August 30, 2010 12:34PM
You mean that your paper has never printed a negative op.ed about a candidate yet did not endorse the opponent? We have every responsibility to educate small businesses about the candidates. To the degree that Haley chose not to participate or even respond is a red flag. I would be happy to debate the new health care law with you whenever you would like. However, your bias on that is clearly showing in calling it "Obamacare".
August 30, 2010 12:34 PM
You are right. I am biased against Obama. Scares the hell out of me that now I am old enough for Social Security and Medicare, which I have paid for all these years, Obama and his cohorts want to cut benefits. I saw your ad on TV and yes, guess what, they do plan death panels. We can support people who have never tried to work and cut back on the people who have worked, saved and paid their taxes. We can cut Social Security and give the savings to illegal aliens. Why did I waste my time working? Why did I spend 14 hours a day, 7 days a week, working to establish a small business when government is going to take everything away from me? Yes, I am biased and very afraid.
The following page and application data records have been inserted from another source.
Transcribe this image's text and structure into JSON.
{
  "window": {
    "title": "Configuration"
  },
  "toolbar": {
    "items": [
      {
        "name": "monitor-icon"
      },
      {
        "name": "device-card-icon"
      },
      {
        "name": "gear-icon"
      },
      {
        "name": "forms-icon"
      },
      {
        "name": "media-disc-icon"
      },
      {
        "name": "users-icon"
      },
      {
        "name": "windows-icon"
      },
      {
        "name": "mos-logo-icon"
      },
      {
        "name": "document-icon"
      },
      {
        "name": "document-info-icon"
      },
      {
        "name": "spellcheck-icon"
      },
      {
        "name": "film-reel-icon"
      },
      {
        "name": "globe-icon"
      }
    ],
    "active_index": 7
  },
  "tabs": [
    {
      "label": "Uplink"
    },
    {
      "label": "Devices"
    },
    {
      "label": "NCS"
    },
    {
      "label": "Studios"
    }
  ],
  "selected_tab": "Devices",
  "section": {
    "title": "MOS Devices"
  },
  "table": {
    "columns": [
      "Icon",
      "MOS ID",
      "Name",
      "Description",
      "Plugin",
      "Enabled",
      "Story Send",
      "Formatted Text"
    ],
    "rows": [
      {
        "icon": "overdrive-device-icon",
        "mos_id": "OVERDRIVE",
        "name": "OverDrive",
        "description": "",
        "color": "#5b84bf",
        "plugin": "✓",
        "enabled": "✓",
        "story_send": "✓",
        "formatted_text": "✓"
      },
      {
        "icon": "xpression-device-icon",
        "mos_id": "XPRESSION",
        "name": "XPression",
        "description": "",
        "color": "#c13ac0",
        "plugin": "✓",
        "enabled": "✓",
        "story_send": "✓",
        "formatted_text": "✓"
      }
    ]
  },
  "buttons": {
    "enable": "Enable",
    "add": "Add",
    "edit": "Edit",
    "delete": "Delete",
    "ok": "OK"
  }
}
First, neither my comments in the press release or in the questionnaire do I “endorse” the new health care law. The questionnaire only asks about the candidate’s intentions regarding implementing the law.

Second, there was no endorsement of a candidate, only an analysis of the candidates.

Third, what does the Governor of South Carolina have to do with Medicare or Social Security or even the new health care law (when it is ruled Constitutional by the courts)?

I could go on about how the publisher is incorrect about cuts in Social Security, Medicare and especially “death panels.” And no, the publisher's Social Security benefits will not be cut to give benefits to illegal aliens.

But here is what is important for us to understand.

Once you peel away the knee-jerk, politically conservative rhetoric that has been drilled into the publisher's head from years of right-wing radio and TV talk show entertainers, the real emotion escapes—FEAR.

Fear of not having the nation’s “socialism” programs, Social Security and Medicare, available for the publisher's own use. Fear that those less deserving of our social safety net will take away the publisher's benefits.

Like millions of Americans, the publisher has been fed political fear day in and day out for years. Fear of Democrats (even though Social Security and Medicare were the creation of Democratics over strong Republican oppostion). Fear of any change even though what has been in place has failed so badly. The publisher is “very afraid.”

The reality of this entrenched and pervasive fear is not healthy for our country. We cannot be a nation of “afraids”. We must be optimists, not people who vote based on fear because we are told that new ways to solve problems are scary.

By definition an entrepreneur who starts a small business is an optimist believing that they can change their economic environment. They don’t know fear and they don’t like the word “no”.

That is why my publisher’s fear makes me afraid. Afraid that we’ve lost what has made our country great--a “can do” spirit and a sense of national community working together to move the country forward.